U.S. Classification356/328, 356/334
International ClassificationG01J3/28, G01J3/18, G01J3/02
Cooperative ClassificationG01J3/1838, G01J3/2803, G01J3/0256
European ClassificationG01J3/18H
Legal Events
DateCodeEventDescription
Feb 27, 2004ASAssignment
Owner name: AGILENT TECHNOLOGIES INC., COLORADO
Free format text: ASSIGNMENT OF ASSIGNORS INTEREST;ASSIGNOR:AMERICAN HOLOGRAPHIC INC. A WHOLLY OWNED SUBSIDARY OF AGILENT TECHNOLOGIES INC.;REEL/FRAME:015017/0093
Effective date: 20040219
Owner name: AGILENT TECHNOLOGIES INC. P.O. BOX 7599 LEGAL DEPT
Free format text: ASSIGNMENT OF ASSIGNORS INTEREST;ASSIGNOR:AMERICAN HOLOGRAPHIC INC. A WHOLLY OWNED SUBSIDARY OF AGILENT TECHNOLOGIES INC. /AR;REEL/FRAME:015017/0093
Jan 25, 2001FPAYFee payment
Year of fee payment: 12
Jan 6, 1997FPAYFee payment
Year of fee payment: 8
Sep 30, 1992FPAYFee payment
Year of fee payment: 4
Jun 30, 1992CCCertificate of correction
Mar 2, 1988ASAssignment
Owner name: AMERICAN HOLOGRAPHICS, INC., 521 GREAT ROAD, LITTL
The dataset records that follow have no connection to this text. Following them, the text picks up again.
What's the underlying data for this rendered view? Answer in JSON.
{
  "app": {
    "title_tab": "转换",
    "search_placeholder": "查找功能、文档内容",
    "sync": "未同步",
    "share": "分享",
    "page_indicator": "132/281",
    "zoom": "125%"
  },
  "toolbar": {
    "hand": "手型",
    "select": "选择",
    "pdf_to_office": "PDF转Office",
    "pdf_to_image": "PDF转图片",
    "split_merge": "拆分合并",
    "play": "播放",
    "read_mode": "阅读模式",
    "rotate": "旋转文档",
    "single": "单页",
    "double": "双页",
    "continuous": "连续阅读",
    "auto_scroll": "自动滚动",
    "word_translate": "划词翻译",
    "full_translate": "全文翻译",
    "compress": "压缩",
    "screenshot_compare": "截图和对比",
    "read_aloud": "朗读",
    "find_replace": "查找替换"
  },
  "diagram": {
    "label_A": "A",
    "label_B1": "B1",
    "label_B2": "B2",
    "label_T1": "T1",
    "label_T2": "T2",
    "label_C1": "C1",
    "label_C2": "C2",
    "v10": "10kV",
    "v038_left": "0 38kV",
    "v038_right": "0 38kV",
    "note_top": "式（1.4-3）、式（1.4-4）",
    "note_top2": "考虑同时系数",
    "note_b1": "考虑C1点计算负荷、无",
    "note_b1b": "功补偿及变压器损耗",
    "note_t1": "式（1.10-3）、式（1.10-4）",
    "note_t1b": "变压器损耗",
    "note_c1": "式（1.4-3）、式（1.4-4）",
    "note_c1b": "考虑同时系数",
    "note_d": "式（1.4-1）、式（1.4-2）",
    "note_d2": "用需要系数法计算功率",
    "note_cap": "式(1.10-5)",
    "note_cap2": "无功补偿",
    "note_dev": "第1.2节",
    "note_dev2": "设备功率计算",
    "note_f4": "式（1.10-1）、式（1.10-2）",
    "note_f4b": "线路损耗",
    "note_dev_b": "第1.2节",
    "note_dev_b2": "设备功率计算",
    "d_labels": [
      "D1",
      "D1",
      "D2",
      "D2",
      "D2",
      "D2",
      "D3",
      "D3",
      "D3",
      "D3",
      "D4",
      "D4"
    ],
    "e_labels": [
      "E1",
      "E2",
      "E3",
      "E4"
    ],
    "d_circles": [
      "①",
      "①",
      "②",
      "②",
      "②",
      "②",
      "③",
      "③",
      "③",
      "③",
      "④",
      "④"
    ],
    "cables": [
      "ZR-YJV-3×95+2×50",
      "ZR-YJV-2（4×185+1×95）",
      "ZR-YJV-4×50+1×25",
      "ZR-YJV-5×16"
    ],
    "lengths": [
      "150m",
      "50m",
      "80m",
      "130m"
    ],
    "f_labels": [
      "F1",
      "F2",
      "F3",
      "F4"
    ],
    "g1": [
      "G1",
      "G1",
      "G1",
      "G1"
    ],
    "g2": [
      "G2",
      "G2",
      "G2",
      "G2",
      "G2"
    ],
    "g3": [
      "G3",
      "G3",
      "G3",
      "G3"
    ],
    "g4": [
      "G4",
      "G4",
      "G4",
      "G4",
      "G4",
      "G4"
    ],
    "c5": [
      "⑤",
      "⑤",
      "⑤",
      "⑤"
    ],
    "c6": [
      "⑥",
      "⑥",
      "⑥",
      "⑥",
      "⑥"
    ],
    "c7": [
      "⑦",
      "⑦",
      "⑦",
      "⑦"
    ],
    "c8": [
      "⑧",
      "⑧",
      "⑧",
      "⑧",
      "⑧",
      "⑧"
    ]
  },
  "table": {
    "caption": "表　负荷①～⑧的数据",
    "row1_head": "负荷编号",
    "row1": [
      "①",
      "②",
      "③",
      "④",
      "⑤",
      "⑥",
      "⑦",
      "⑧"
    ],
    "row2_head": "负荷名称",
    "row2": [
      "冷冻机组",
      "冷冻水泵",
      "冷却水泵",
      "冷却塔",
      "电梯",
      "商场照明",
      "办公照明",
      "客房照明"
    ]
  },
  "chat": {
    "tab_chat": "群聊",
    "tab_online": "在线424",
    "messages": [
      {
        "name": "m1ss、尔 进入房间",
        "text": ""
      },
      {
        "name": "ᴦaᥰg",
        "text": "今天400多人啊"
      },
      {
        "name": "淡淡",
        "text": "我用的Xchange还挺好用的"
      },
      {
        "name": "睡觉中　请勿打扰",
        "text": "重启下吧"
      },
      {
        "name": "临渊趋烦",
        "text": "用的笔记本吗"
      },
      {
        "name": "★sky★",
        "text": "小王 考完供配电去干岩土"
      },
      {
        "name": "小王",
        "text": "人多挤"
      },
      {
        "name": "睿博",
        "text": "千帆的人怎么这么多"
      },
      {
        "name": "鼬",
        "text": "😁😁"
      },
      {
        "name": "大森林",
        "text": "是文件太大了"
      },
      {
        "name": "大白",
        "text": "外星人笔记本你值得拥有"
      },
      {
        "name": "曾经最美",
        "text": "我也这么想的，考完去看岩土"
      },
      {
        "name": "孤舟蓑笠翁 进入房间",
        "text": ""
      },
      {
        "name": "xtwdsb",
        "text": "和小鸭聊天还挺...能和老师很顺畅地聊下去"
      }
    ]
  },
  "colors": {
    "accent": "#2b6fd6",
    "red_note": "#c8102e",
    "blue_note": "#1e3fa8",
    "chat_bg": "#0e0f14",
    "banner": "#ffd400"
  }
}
Free format text: ASSIGNMENT OF ASSIGNORS INTEREST.;ASSIGNOR:MIKES, THOMAS;REEL/FRAME:004865/0821
Effective date: 19880302
Free format text: ASSIGNMENT OF ASSIGNORS INTEREST;ASSIGNOR:MIKES, THOMAS;REEL/FRAME:004865/0821
Owner name: AMERICAN HOLOGRAPHICS, INC.,MASSACHUSETTS